WASHINGTON — Virgin Galactic on Sept. 5 staged the second powered flight of its SpaceShipTwo suborbital spaceplane, firing the craft’s hybrid rocket engine for 20 seconds and, for the first time, testing its movable wings in a demonstration of the feathered flight maneuver that will slow the craft as it re-enters the atmosphere from the edge of space.

The flight began at 7 a.m. local time, when SpaceShipTwo and its carrier plane, WhiteKnightTwo, took off from the Mojave Air and Space Port in Mojave, Calif., and climbed to about 14 kilometers. The test ended — successfully, according to Virgin’s Sept. 5 press release — at 8:25 a.m., when SpaceShipTwo touched down on the runway. 

SpaceShipTwo, once dropped from its mothership, reached an altitude of about 21 kilometers, Virgin said in its press release. The company, which has booked more than 600 tickets at $250,000 apiece, plans to begin flying paying customers to the edge of space from New Mexico’s Spaceport America in 2014. 

Virgin Galactic was created by Virgin Group chairman and founder Richard Branson. The company is bankrolled by Virgin and Dubai’s sovereign investment fund, aabar Investments PJS.
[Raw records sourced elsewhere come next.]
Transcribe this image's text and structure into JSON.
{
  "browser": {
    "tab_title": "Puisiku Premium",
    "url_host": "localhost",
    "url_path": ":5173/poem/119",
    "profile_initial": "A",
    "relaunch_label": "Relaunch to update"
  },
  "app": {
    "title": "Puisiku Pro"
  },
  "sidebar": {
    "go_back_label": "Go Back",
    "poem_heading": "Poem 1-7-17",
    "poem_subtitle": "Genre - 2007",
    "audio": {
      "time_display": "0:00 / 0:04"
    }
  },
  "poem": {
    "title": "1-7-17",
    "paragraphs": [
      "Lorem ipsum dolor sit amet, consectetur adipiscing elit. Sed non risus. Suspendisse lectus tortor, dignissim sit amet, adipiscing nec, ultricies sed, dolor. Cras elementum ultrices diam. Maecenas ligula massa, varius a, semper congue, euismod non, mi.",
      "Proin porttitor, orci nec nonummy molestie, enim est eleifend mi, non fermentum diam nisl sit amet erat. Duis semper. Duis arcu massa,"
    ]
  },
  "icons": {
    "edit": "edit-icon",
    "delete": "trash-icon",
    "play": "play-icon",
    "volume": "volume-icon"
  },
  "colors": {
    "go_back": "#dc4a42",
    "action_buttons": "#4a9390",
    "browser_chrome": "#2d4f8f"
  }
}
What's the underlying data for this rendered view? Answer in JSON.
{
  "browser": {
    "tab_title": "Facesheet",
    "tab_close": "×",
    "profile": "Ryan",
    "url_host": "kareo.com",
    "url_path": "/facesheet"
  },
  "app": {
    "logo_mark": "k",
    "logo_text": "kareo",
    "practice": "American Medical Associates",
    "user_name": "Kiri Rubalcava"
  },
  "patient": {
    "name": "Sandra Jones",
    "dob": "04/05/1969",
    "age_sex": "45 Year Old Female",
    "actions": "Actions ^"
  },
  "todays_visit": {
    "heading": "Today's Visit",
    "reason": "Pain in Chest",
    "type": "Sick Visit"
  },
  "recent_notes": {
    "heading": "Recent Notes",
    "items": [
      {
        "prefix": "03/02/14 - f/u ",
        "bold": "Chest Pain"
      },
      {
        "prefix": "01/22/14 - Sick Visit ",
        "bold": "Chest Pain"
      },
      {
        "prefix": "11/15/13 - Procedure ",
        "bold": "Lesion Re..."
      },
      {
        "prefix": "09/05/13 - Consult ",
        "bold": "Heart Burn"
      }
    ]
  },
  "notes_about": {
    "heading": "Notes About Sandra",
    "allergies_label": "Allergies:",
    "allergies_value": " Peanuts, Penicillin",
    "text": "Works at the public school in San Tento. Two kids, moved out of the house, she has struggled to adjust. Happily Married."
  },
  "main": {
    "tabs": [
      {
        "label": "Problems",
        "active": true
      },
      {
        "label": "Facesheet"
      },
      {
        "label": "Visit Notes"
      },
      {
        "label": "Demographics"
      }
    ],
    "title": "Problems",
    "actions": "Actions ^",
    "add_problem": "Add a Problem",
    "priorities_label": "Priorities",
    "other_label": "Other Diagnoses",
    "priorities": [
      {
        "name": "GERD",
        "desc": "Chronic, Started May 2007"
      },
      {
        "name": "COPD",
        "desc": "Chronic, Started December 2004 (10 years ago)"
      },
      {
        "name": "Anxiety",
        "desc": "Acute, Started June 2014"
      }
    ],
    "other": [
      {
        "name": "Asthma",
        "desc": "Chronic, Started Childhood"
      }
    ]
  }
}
Dan Leone is the NASA reporter for SpaceNews, where he also covers other civilian-run U.S. government space programs and a growing number of entrepreneurial space companies. He joined SpaceNews in 2011.Dan earned a bachelor's degree in public communications...